## YOUR OBJECTIVE
If a line in the records below contains the word "data", copy it.
--- LISTED ENTRIES ---
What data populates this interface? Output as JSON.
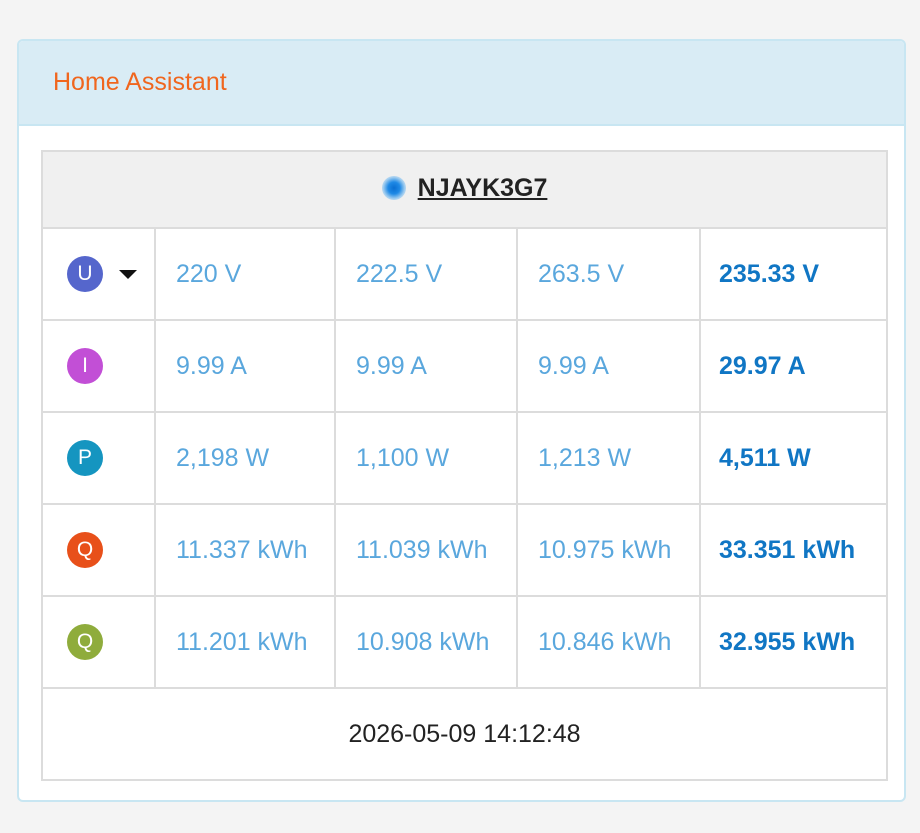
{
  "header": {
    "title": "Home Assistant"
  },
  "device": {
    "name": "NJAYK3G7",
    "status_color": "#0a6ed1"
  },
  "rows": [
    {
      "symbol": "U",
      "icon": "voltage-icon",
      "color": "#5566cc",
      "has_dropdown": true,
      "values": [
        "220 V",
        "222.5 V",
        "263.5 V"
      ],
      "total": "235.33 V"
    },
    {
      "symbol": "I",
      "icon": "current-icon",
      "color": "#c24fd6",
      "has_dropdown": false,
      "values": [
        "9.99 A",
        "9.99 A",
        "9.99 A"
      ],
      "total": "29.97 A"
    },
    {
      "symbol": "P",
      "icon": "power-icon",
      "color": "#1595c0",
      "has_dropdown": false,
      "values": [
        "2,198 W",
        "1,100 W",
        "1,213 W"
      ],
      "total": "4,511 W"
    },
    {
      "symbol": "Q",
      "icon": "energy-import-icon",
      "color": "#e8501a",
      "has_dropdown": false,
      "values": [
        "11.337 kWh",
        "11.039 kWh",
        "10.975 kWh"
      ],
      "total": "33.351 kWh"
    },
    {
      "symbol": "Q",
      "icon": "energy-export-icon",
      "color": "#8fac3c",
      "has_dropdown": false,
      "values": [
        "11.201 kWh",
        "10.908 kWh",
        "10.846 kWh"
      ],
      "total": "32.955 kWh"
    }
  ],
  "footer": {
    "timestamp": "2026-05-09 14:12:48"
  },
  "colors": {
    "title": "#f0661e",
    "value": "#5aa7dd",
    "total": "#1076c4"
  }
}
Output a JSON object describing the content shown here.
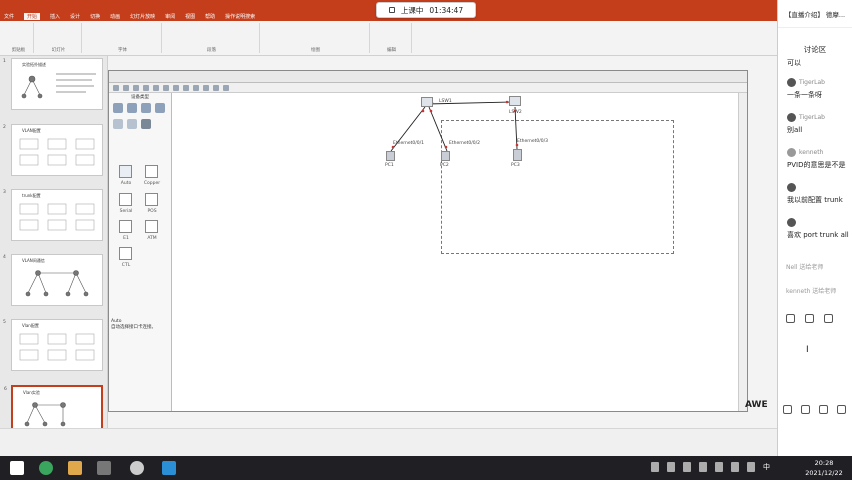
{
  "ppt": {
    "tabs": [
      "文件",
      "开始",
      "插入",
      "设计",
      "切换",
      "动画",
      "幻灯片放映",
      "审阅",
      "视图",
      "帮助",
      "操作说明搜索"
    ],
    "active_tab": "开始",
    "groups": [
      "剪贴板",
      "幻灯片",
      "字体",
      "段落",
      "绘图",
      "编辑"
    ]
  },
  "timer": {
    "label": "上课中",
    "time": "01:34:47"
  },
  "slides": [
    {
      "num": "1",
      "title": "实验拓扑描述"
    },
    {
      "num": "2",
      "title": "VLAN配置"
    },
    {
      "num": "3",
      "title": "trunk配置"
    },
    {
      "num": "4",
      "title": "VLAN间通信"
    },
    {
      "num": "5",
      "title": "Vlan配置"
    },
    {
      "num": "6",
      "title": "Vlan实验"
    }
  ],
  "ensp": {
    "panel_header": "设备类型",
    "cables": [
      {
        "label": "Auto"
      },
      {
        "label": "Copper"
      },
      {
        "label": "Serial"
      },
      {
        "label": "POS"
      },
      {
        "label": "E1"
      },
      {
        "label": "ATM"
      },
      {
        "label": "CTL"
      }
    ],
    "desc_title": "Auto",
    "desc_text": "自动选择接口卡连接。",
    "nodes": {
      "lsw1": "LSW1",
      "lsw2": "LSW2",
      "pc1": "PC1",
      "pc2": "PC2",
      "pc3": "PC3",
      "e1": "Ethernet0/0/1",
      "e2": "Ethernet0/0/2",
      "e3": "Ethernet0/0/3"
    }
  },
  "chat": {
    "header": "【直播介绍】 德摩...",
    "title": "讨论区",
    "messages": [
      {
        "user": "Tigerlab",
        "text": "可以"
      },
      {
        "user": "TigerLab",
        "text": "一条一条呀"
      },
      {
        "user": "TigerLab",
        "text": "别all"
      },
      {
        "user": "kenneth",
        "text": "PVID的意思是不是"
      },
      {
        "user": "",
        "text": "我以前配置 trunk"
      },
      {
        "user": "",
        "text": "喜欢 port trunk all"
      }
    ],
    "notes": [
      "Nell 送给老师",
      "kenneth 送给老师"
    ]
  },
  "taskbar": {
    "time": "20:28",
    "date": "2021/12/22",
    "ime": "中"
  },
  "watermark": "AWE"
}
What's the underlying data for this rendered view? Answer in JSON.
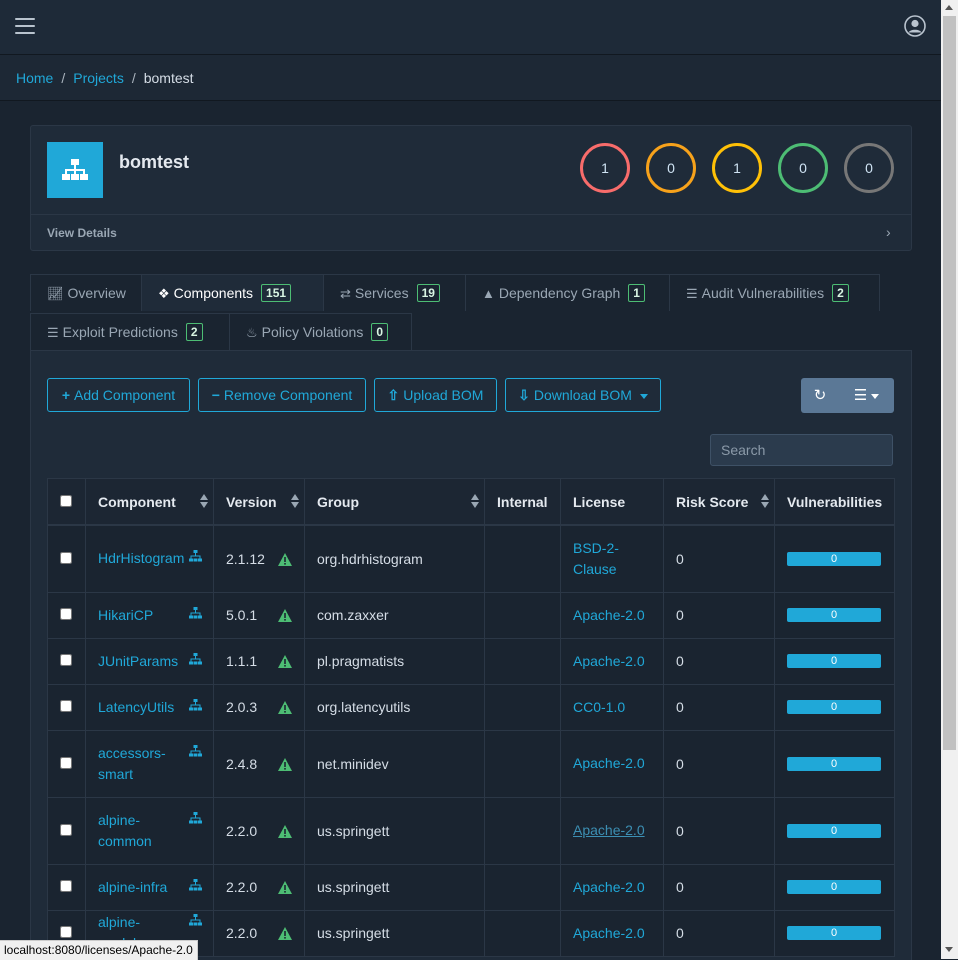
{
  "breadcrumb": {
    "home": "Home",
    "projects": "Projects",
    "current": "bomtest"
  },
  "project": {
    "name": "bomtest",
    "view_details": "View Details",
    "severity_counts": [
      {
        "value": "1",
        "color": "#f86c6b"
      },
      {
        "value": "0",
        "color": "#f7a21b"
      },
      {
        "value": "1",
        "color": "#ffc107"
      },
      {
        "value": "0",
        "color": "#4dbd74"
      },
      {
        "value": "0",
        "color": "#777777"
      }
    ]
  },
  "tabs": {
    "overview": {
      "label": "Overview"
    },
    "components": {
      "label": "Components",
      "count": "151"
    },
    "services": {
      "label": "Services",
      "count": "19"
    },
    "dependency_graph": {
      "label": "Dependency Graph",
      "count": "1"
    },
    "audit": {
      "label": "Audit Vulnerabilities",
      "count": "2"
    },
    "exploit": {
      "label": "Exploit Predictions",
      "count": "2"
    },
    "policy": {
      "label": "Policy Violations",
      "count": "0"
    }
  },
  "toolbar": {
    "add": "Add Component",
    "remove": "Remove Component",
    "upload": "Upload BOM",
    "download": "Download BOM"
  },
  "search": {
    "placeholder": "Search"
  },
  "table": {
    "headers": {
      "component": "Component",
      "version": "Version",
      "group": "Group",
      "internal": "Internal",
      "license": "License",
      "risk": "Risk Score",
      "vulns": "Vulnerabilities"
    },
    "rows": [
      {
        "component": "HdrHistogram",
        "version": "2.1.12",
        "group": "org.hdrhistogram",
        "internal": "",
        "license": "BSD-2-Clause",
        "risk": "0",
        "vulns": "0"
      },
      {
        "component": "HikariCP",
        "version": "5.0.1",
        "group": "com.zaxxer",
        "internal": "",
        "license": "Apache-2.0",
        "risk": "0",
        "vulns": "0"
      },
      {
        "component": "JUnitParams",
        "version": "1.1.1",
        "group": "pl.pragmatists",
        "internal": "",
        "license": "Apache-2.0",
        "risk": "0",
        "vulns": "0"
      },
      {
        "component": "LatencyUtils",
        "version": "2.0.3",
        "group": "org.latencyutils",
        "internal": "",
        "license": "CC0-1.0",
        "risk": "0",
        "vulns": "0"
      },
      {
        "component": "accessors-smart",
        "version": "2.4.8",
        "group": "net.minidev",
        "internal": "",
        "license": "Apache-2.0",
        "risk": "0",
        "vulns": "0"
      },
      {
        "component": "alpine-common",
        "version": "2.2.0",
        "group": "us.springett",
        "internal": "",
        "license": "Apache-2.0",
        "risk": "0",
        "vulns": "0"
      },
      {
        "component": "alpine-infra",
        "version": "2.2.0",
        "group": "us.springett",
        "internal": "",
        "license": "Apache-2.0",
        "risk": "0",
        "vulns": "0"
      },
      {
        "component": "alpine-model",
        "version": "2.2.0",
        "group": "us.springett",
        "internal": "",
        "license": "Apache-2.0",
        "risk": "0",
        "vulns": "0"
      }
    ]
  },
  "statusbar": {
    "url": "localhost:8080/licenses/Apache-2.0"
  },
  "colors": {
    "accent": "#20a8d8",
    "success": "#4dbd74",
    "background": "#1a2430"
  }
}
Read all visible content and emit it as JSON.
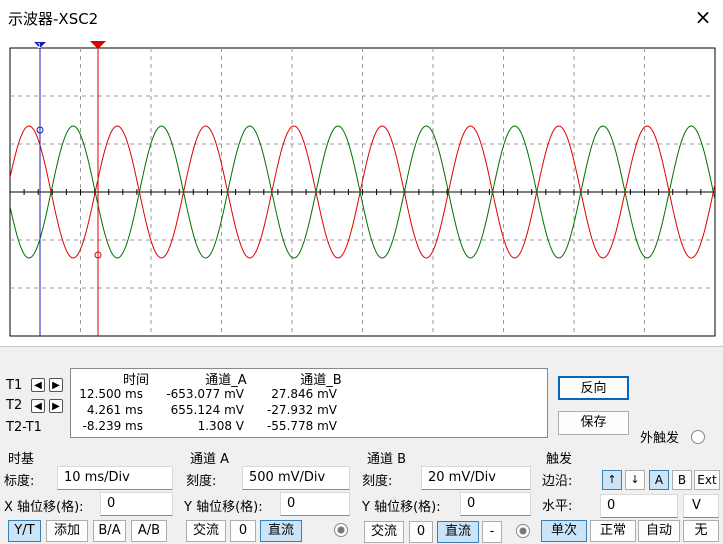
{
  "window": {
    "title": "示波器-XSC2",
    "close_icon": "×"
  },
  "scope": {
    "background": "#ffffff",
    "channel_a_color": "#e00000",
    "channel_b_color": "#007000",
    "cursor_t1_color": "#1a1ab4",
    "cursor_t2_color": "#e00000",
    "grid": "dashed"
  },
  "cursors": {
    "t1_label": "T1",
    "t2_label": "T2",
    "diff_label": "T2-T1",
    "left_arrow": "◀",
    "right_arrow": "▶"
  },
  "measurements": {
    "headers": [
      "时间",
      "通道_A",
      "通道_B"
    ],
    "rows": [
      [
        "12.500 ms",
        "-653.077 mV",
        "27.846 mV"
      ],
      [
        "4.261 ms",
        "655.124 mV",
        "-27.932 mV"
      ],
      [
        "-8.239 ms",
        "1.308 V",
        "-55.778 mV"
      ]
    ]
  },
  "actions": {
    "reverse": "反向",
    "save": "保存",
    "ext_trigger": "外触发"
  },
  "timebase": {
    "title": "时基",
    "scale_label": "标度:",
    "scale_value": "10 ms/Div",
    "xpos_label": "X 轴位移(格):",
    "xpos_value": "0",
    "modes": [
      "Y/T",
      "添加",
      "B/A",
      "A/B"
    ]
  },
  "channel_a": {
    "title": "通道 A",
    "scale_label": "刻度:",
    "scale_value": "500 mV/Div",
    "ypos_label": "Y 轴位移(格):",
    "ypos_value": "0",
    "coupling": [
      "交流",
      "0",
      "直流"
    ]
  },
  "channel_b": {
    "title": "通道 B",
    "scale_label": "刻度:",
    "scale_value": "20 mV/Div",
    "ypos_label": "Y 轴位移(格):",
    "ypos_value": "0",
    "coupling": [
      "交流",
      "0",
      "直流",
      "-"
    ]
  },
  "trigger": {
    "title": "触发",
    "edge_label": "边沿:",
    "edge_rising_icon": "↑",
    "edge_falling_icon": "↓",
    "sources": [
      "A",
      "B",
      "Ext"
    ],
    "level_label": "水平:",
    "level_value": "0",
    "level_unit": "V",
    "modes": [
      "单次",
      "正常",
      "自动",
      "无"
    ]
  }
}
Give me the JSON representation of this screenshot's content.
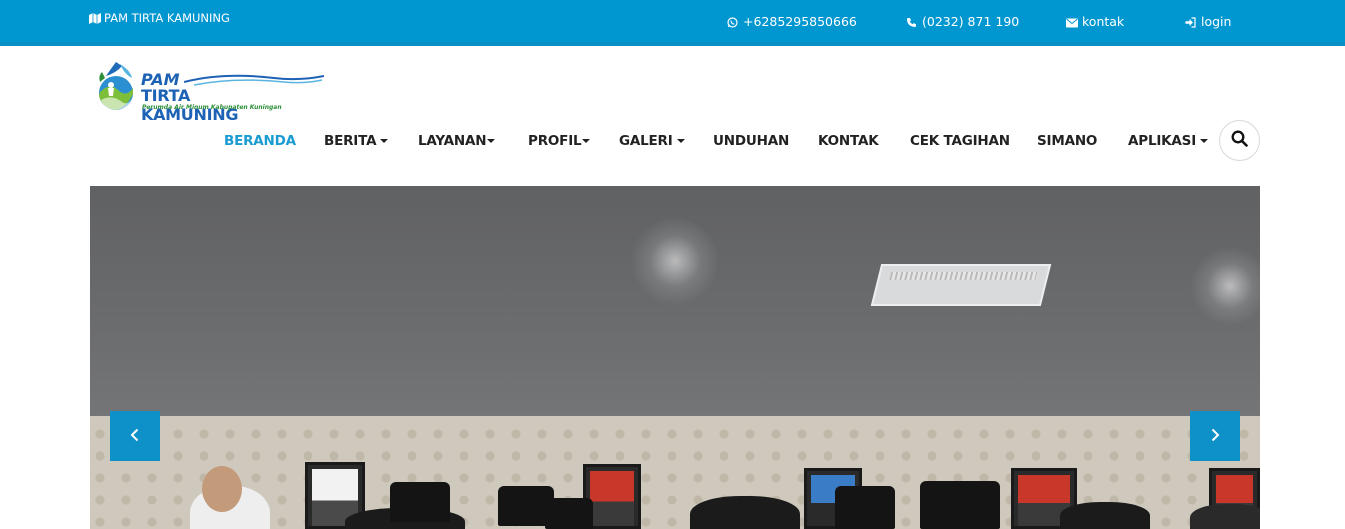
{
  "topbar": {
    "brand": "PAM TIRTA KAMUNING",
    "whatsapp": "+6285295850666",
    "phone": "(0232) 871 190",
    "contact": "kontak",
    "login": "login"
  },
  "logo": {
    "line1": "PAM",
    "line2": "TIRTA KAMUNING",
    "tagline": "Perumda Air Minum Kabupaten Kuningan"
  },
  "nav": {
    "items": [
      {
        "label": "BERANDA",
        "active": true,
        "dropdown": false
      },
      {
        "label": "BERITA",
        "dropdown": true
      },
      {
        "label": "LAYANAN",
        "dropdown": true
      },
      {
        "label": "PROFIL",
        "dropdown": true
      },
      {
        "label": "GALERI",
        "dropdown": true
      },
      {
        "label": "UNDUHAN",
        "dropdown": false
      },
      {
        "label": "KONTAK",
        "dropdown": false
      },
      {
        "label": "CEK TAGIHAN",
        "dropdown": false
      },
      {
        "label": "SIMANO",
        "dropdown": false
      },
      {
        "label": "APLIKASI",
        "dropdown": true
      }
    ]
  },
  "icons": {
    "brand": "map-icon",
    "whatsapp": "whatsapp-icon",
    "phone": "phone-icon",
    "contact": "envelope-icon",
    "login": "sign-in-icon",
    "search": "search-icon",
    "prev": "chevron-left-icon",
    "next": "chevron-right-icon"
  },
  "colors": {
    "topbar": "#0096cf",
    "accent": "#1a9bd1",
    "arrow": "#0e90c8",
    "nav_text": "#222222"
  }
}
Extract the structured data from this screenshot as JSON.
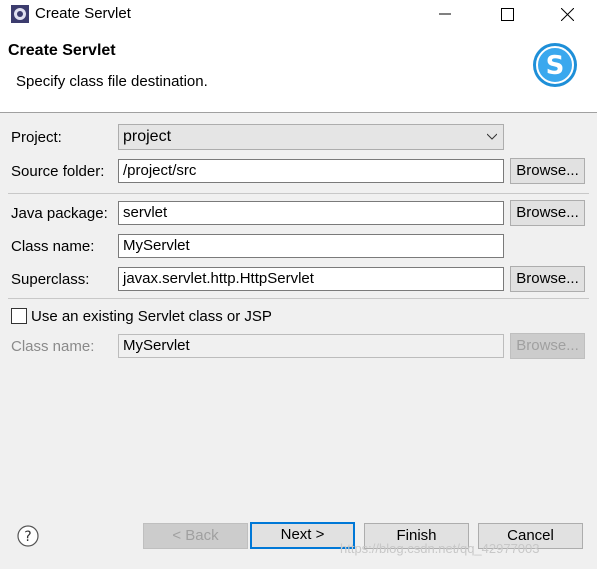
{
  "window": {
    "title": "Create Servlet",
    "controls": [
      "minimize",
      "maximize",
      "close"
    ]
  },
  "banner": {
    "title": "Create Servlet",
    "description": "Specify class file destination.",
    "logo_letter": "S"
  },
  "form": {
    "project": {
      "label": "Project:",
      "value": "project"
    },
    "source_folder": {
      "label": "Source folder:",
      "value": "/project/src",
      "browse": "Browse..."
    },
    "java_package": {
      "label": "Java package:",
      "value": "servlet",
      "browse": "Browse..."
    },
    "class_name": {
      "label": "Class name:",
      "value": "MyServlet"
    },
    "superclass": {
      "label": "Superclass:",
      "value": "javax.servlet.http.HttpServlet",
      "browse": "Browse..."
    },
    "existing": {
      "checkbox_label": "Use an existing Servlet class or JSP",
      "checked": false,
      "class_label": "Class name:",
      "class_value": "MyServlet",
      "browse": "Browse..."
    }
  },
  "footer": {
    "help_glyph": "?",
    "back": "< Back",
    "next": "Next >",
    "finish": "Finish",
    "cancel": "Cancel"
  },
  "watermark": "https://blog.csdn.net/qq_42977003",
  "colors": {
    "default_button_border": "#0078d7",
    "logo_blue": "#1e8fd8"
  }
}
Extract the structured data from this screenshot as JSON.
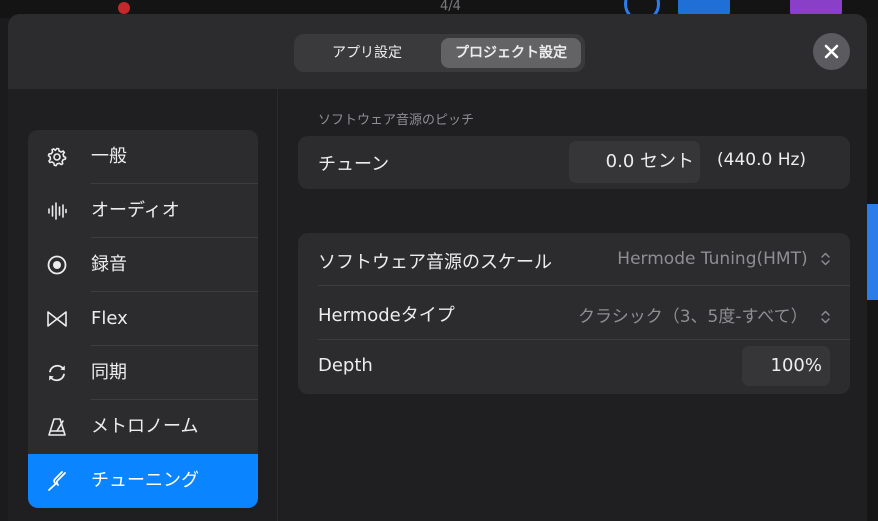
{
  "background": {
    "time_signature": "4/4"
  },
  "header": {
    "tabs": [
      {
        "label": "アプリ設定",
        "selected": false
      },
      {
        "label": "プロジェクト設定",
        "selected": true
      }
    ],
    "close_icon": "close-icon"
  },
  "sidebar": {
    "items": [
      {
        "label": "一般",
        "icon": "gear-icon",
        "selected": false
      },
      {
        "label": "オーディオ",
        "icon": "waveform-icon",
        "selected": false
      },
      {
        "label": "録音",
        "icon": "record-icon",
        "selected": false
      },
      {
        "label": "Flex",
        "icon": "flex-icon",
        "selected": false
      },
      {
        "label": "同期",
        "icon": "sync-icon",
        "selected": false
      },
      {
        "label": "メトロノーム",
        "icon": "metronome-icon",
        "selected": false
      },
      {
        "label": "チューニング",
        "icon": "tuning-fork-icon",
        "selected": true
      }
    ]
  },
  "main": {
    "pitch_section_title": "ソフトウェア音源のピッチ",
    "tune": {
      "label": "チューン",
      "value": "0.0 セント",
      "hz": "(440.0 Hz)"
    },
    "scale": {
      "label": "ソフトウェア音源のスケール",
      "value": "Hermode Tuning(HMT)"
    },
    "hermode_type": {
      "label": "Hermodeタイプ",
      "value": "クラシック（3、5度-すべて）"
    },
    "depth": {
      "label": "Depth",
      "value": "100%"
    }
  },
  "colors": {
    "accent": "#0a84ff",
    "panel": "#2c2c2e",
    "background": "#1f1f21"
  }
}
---
## EXERCISE RESPONSE
What data populates this interface? Output as JSON.
What's the underlying data for this rendered view? Answer in JSON.
Extract the structured data from this screenshot as JSON.
Extract the structured data from this screenshot as JSON.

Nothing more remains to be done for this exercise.